Excerpts from an interface dataset
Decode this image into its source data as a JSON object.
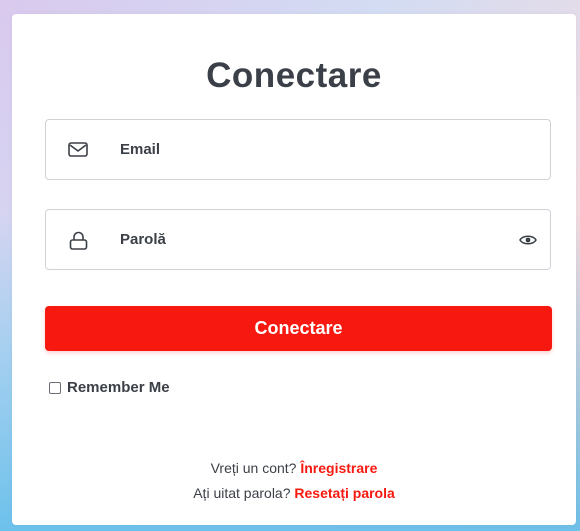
{
  "colors": {
    "accent": "#f7190f",
    "text": "#3b3f47",
    "border": "#cfd3d8"
  },
  "login": {
    "title": "Conectare",
    "email": {
      "icon": "mail-icon",
      "placeholder": "Email"
    },
    "password": {
      "icon": "lock-icon",
      "placeholder": "Parolă",
      "toggle_icon": "eye-icon"
    },
    "submit_label": "Conectare",
    "remember_label": "Remember Me",
    "register": {
      "prompt": "Vreți un cont?",
      "link": "Înregistrare"
    },
    "reset": {
      "prompt": "Ați uitat parola?",
      "link": "Resetați parola"
    }
  }
}
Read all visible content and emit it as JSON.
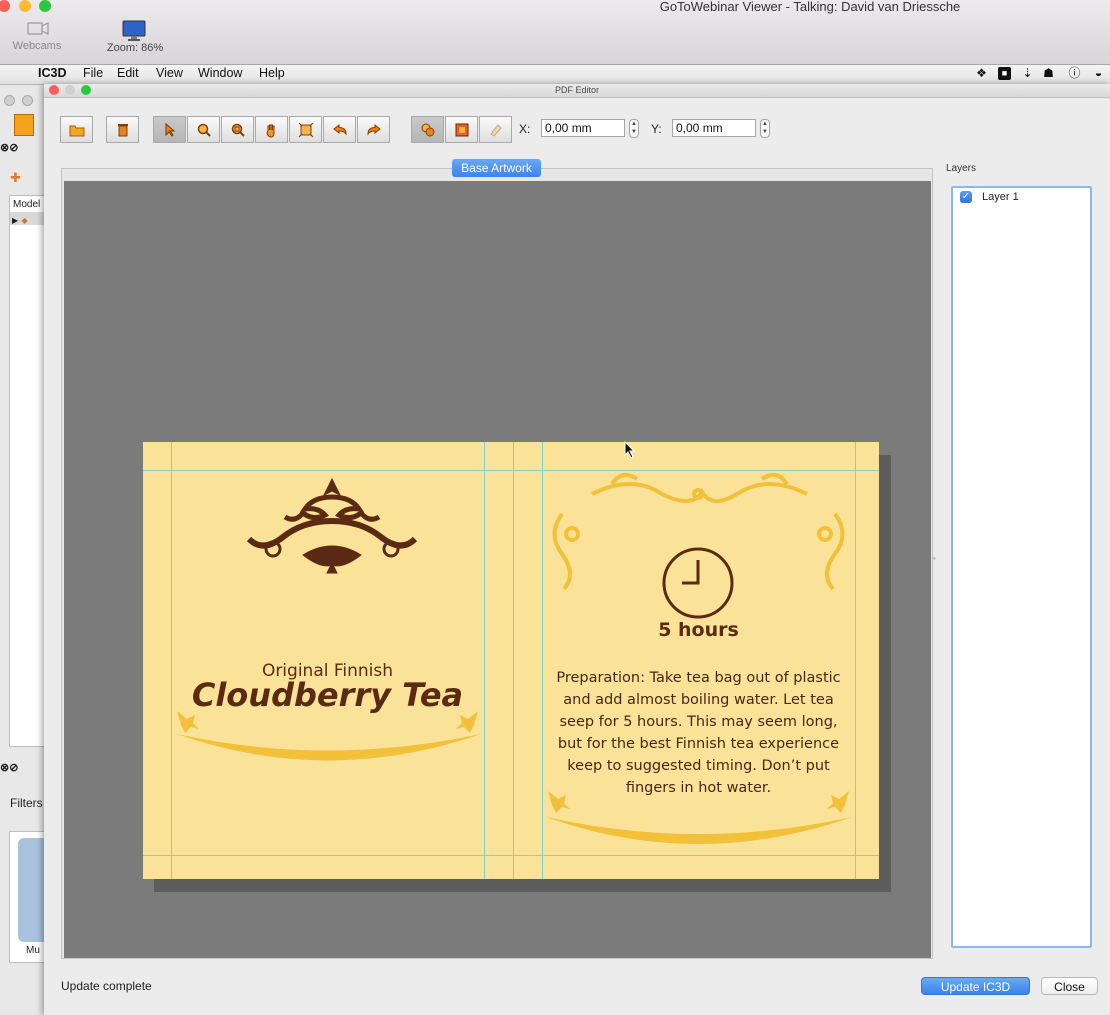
{
  "viewer": {
    "title": "GoToWebinar Viewer - Talking: David van Driessche",
    "webcams_label": "Webcams",
    "zoom_label": "Zoom: 86%"
  },
  "menubar": {
    "app": "IC3D",
    "items": [
      "File",
      "Edit",
      "View",
      "Window",
      "Help"
    ],
    "status_icons": [
      "dropbox-icon",
      "screen-icon",
      "upload-icon",
      "hat-icon",
      "info-icon",
      "spy-icon"
    ]
  },
  "background_window": {
    "column_header": "Model",
    "filters_label": "Filters",
    "thumb_label": "Mu"
  },
  "pdf_editor": {
    "title": "PDF Editor",
    "toolbar": {
      "tools": [
        "open-folder",
        "trash",
        "select-arrow",
        "zoom",
        "zoom-area",
        "pan-hand",
        "fit-page",
        "undo",
        "redo",
        "shapes",
        "image",
        "eraser"
      ],
      "x_label": "X:",
      "x_value": "0,00 mm",
      "y_label": "Y:",
      "y_value": "0,00 mm"
    },
    "base_tab": "Base Artwork",
    "artwork": {
      "subtitle": "Original Finnish",
      "title": "Cloudberry Tea",
      "hours": "5 hours",
      "instructions": [
        "Preparation: Take tea bag out of plastic",
        "and add almost boiling water. Let tea",
        "seep for 5 hours. This may seem long,",
        "but for the best Finnish tea experience",
        "keep to suggested timing. Don’t put",
        "fingers in hot water."
      ],
      "colors": {
        "paper": "#fae398",
        "brown": "#5a2a14",
        "gold": "#f3c03a"
      }
    },
    "layers": {
      "label": "Layers",
      "items": [
        {
          "name": "Layer 1",
          "checked": true
        }
      ]
    },
    "status": "Update complete",
    "update_button": "Update IC3D",
    "close_button": "Close"
  },
  "accent_color": "#3c82ec"
}
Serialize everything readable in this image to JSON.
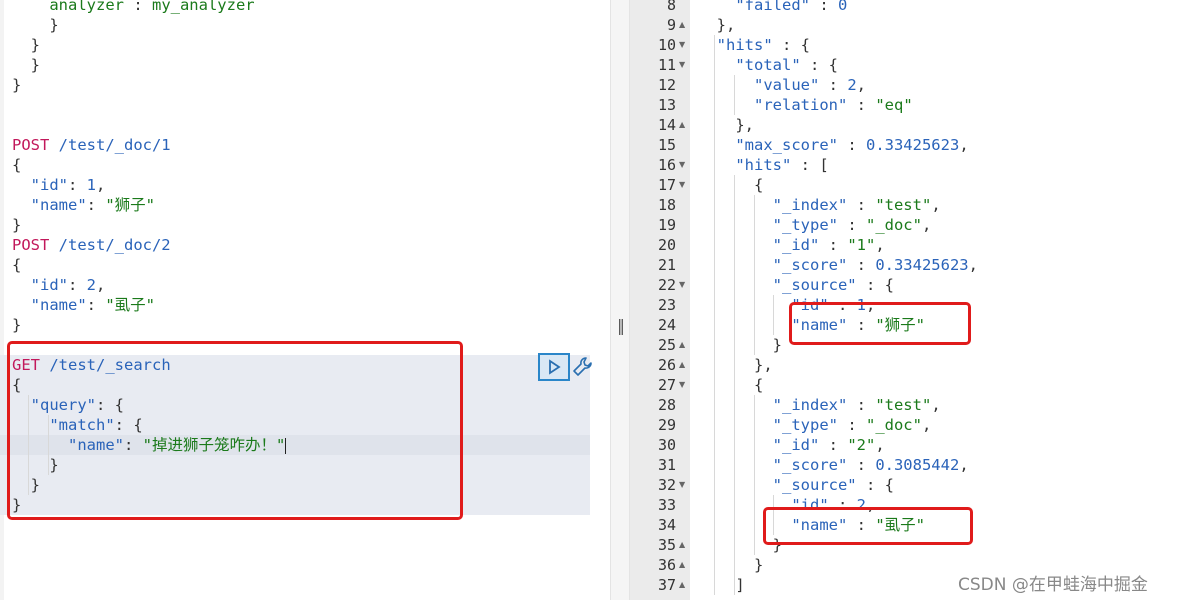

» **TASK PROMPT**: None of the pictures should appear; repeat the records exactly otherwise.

» **SOLUTION FOR THIS PROBLEM**:
Decode this image into its source data as a JSON object.
{
  "colors": {
    "accent": "#f7190f",
    "text": "#3b3f47",
    "border": "#cfd3d8"
  },
  "login": {
    "title": "Conectare",
    "email": {
      "icon": "mail-icon",
      "placeholder": "Email"
    },
    "password": {
      "icon": "lock-icon",
      "placeholder": "Parolă",
      "toggle_icon": "eye-icon"
    },
    "submit_label": "Conectare",
    "remember_label": "Remember Me",
    "register": {
      "prompt": "Vreți un cont?",
      "link": "Înregistrare"
    },
    "reset": {
      "prompt": "Ați uitat parola?",
      "link": "Resetați parola"
    }
  }
}
Read all visible content and emit it as JSON.
{
  "viewer": {
    "title": "GoToWebinar Viewer - Talking: David van Driessche",
    "webcams_label": "Webcams",
    "zoom_label": "Zoom: 86%"
  },
  "menubar": {
    "app": "IC3D",
    "items": [
      "File",
      "Edit",
      "View",
      "Window",
      "Help"
    ],
    "status_icons": [
      "dropbox-icon",
      "screen-icon",
      "upload-icon",
      "hat-icon",
      "info-icon",
      "spy-icon"
    ]
  },
  "background_window": {
    "column_header": "Model",
    "filters_label": "Filters",
    "thumb_label": "Mu"
  },
  "pdf_editor": {
    "title": "PDF Editor",
    "toolbar": {
      "tools": [
        "open-folder",
        "trash",
        "select-arrow",
        "zoom",
        "zoom-area",
        "pan-hand",
        "fit-page",
        "undo",
        "redo",
        "shapes",
        "image",
        "eraser"
      ],
      "x_label": "X:",
      "x_value": "0,00 mm",
      "y_label": "Y:",
      "y_value": "0,00 mm"
    },
    "base_tab": "Base Artwork",
    "artwork": {
      "subtitle": "Original Finnish",
      "title": "Cloudberry Tea",
      "hours": "5 hours",
      "instructions": [
        "Preparation: Take tea bag out of plastic",
        "and add almost boiling water. Let tea",
        "seep for 5 hours. This may seem long,",
        "but for the best Finnish tea experience",
        "keep to suggested timing. Don’t put",
        "fingers in hot water."
      ],
      "colors": {
        "paper": "#fae398",
        "brown": "#5a2a14",
        "gold": "#f3c03a"
      }
    },
    "layers": {
      "label": "Layers",
      "items": [
        {
          "name": "Layer 1",
          "checked": true
        }
      ]
    },
    "status": "Update complete",
    "update_button": "Update IC3D",
    "close_button": "Close"
  },
  "accent_color": "#3c82ec"
}
Serialize everything readable in this image to JSON.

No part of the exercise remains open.